Google Talk, Azure and Twitter Outages: Is the cloud really reliable?

cloud outagesYesterday (Thursday) was a really bad day in the cloud. Touted as technology advance that will bring web service interruptions to an end, the cloud seems to be like the good old days of occasional service interruptions. As reported by InformationWeek, three major web services, Google Talk, Azure and Twitter, were experiencing outages in many parts of the world.

Google reported that Google Talk IM and video chat service was down in part of the US and the rest of the world; Twitter also went offline in some regions; Microsoft Azure was going out of service in Europe.

This cloud outage raised yet another question: Is the cloud really reliable?

Don’t get me wrong – I am a big fan of the cloud. I fav the possibilities cloud computing bring on the table, especially the fact that the cloud helps businesses with limited resources to access the resources that were only available to big companies with big IT budget. Now, you can use the same cloud solutions as those used by Fortune 500 companies. The technology is the same, and most cloud solutions offer similar plans regardless of your business sizes; indeed, your only difference is sizes.

However, the cloud woes I experienced in the past myself – along with the cloud outages news at least this month – makes me think: Is the cloud really makes IT services more reliable? So, why cloud vendors always pitched prospects with redundancies and such, and say that their services are “always on”?

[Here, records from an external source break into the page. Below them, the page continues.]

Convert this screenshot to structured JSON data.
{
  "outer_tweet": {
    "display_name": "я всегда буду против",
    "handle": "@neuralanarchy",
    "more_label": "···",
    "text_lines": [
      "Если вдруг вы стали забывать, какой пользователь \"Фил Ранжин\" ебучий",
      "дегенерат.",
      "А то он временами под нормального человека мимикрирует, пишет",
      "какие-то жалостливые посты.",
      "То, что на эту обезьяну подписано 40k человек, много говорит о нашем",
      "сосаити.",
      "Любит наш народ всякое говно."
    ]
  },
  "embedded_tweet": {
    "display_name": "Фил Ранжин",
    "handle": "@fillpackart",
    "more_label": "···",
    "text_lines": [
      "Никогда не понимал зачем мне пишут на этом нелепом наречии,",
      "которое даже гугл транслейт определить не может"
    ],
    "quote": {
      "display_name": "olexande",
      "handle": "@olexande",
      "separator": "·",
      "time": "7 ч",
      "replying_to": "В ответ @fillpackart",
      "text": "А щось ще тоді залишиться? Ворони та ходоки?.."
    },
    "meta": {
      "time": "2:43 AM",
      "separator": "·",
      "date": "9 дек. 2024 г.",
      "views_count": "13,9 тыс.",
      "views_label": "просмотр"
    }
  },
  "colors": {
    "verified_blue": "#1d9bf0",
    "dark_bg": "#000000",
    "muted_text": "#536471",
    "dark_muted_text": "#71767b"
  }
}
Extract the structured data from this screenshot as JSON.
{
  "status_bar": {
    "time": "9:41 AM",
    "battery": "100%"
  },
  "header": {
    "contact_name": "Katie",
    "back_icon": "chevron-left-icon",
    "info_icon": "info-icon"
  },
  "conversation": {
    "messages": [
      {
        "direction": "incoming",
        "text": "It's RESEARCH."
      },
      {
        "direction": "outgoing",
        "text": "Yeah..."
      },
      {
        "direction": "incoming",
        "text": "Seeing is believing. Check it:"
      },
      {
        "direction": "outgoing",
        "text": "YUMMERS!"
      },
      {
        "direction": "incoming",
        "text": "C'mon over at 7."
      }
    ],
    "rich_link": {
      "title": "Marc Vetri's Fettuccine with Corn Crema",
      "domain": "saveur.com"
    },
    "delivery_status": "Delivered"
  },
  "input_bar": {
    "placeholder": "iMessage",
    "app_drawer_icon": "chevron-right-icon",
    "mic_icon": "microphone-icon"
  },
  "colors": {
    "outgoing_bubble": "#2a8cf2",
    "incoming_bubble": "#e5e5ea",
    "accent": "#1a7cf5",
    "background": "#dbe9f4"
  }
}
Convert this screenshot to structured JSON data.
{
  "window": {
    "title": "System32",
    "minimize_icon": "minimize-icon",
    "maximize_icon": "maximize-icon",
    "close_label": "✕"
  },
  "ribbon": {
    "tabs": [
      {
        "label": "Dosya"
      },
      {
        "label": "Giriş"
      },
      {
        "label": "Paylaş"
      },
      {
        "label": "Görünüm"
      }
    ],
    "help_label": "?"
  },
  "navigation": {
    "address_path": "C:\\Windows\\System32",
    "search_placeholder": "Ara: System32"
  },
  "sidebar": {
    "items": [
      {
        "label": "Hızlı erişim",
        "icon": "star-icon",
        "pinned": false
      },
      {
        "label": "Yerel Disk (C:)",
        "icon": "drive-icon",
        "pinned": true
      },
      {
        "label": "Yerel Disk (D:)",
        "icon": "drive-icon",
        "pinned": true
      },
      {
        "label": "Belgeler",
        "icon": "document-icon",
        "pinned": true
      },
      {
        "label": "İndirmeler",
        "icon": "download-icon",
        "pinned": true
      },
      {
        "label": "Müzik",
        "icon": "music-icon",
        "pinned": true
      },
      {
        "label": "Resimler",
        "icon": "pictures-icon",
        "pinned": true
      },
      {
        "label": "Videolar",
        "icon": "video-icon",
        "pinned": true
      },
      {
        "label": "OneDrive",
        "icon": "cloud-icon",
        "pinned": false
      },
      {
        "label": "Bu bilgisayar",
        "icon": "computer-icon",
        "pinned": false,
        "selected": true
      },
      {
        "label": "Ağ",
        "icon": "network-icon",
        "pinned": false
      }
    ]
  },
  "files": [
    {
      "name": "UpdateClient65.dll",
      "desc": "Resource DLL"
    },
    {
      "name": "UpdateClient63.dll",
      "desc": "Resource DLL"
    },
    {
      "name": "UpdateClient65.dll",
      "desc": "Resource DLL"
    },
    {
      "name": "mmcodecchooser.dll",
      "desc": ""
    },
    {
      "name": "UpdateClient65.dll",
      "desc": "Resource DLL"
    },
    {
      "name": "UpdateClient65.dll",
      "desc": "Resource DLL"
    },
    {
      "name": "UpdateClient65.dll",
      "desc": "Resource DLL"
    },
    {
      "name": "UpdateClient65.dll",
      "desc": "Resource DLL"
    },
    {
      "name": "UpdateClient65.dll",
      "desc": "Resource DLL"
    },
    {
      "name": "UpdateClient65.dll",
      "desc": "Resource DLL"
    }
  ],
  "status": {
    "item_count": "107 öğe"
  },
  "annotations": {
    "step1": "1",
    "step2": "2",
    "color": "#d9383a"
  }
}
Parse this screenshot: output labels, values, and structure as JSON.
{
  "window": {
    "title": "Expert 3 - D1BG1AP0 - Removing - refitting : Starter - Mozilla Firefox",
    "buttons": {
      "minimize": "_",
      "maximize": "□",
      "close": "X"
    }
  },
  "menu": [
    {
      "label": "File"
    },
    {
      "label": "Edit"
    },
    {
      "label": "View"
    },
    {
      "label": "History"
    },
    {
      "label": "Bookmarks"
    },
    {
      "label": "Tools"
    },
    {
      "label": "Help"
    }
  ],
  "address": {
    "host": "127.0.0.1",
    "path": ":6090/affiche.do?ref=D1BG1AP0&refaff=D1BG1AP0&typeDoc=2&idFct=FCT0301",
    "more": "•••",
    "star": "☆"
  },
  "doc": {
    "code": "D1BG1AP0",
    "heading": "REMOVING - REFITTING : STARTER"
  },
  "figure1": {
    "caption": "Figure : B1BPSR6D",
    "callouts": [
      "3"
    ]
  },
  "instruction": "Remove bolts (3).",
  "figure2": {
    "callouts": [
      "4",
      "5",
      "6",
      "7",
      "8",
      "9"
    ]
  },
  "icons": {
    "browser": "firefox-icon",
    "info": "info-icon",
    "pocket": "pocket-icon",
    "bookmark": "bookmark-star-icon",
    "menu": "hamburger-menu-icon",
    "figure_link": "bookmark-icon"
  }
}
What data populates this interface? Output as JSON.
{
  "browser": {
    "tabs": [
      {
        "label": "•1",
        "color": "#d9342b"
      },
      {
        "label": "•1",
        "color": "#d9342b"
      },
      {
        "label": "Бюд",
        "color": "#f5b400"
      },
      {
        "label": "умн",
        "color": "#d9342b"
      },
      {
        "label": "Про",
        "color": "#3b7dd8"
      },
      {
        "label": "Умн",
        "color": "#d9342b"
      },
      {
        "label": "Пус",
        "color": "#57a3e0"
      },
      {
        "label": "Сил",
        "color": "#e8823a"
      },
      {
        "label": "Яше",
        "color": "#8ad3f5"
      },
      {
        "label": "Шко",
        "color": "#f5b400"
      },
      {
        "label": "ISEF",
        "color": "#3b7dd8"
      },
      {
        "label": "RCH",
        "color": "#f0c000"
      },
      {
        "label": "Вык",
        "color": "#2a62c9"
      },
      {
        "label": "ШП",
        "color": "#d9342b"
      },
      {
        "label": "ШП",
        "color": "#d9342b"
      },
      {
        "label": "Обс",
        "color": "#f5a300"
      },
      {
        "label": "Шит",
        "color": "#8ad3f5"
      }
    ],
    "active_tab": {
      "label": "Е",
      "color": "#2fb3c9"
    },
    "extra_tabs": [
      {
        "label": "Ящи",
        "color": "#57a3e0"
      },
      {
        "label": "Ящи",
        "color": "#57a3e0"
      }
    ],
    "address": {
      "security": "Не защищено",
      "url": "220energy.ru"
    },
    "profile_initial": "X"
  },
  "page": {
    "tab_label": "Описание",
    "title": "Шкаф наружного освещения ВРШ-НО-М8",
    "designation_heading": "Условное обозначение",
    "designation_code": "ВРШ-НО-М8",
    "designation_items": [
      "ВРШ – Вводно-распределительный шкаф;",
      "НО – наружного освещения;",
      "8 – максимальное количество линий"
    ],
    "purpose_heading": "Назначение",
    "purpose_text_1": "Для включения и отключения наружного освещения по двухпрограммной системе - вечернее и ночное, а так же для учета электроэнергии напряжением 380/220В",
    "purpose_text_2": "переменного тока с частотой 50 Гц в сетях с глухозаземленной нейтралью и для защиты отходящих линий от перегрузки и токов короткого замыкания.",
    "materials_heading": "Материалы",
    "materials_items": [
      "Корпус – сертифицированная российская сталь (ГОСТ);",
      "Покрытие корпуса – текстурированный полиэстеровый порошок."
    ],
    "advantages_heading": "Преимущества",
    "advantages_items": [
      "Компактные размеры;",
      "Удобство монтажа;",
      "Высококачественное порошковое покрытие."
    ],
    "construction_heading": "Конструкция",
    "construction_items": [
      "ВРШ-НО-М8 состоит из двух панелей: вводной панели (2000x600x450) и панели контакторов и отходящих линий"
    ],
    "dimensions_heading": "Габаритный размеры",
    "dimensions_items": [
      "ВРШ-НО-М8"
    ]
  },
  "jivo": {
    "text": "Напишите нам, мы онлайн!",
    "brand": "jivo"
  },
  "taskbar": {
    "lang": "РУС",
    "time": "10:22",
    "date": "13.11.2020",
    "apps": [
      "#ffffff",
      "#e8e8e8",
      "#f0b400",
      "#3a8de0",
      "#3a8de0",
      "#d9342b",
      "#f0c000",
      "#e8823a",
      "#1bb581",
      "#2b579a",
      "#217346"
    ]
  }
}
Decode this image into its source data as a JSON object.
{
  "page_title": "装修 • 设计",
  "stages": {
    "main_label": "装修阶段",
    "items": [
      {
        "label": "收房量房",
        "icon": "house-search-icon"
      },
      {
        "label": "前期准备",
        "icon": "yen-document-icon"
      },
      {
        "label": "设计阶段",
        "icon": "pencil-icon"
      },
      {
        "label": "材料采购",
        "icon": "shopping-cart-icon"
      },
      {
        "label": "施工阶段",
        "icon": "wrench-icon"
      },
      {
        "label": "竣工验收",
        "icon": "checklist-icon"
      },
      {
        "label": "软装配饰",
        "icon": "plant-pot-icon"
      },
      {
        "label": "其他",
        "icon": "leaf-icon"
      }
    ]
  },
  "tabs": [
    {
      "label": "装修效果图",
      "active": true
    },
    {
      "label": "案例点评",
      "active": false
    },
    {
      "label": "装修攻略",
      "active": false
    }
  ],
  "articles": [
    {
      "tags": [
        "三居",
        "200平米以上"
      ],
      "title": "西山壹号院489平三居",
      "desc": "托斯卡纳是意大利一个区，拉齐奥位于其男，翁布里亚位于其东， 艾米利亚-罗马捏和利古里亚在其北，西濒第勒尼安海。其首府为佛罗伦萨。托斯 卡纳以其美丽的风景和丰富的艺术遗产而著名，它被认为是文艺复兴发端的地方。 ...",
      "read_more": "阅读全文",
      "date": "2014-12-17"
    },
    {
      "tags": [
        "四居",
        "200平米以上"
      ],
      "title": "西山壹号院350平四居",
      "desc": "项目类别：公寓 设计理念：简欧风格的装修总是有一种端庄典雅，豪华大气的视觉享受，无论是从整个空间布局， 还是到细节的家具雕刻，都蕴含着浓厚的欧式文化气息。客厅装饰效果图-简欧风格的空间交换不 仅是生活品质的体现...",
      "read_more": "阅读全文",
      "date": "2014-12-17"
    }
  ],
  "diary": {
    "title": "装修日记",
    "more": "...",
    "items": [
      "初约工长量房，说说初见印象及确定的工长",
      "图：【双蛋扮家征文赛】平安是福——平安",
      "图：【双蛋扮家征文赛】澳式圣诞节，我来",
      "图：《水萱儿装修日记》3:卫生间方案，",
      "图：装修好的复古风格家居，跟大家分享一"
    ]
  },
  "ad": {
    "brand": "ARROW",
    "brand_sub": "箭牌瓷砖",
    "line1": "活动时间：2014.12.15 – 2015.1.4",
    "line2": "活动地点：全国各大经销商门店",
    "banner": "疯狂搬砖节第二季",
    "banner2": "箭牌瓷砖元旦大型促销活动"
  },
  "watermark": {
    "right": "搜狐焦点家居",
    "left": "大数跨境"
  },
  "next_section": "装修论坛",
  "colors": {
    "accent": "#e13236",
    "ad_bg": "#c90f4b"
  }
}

I think that cloud vendors should not pitch potential clients with the “always on” pitch – the cloud outages we know today show that always on is rather impossible. Scalable, yes; pay as you go, yes; but always on? Nah, I don’t think so.

As a small business owner or IT decision maker, it’s your job to make sure you are signing up with the right cloud service provider. It’s also your job to assess which business functions and/or operations you should move to the cloud, and to know what to do when cloud disasters strike.

So, what’s your take? Should cloud vendors be more sensible in their marketing pitches so that they won’t mislead prospects? Should cloud clients do their due diligence better before signing up with any cloud vendors?

You might also like

  • Nice post. I agree whole heartedly that the cloud has benefits but it also has downtime. This week McAfee’s cloud based antispam solution – MX Logic had a full day outage rendering inbound email communications down for countless businesses.

    Network Solutions also had DNS problems which one of their techs said was possibly due to a denial of service attack making websites, email and countless other services off line.

    Another example this week was Comcaat in the Chicagland area had major complications with Internet service outages to a number of business in IL which would mean potential outages for reaching data in a cloud based server or other cloud services.

    It’s time for IT professionals to educate their bosses or clients on the fact that the cloud doesn’t always have a silver lining.

    Vince Arden
    @vincearden

    • Ivan

      Vince,

      “It’s time for IT professionals to educate their bosses or clients on the fact that the cloud doesn’t always have a silver lining.” – this is a quotable quote! People often have false hope and expectations on the cloud – partly due to the misleading pitches by cloud service marketers, IMO…

      A tough job for IT pros, indeed…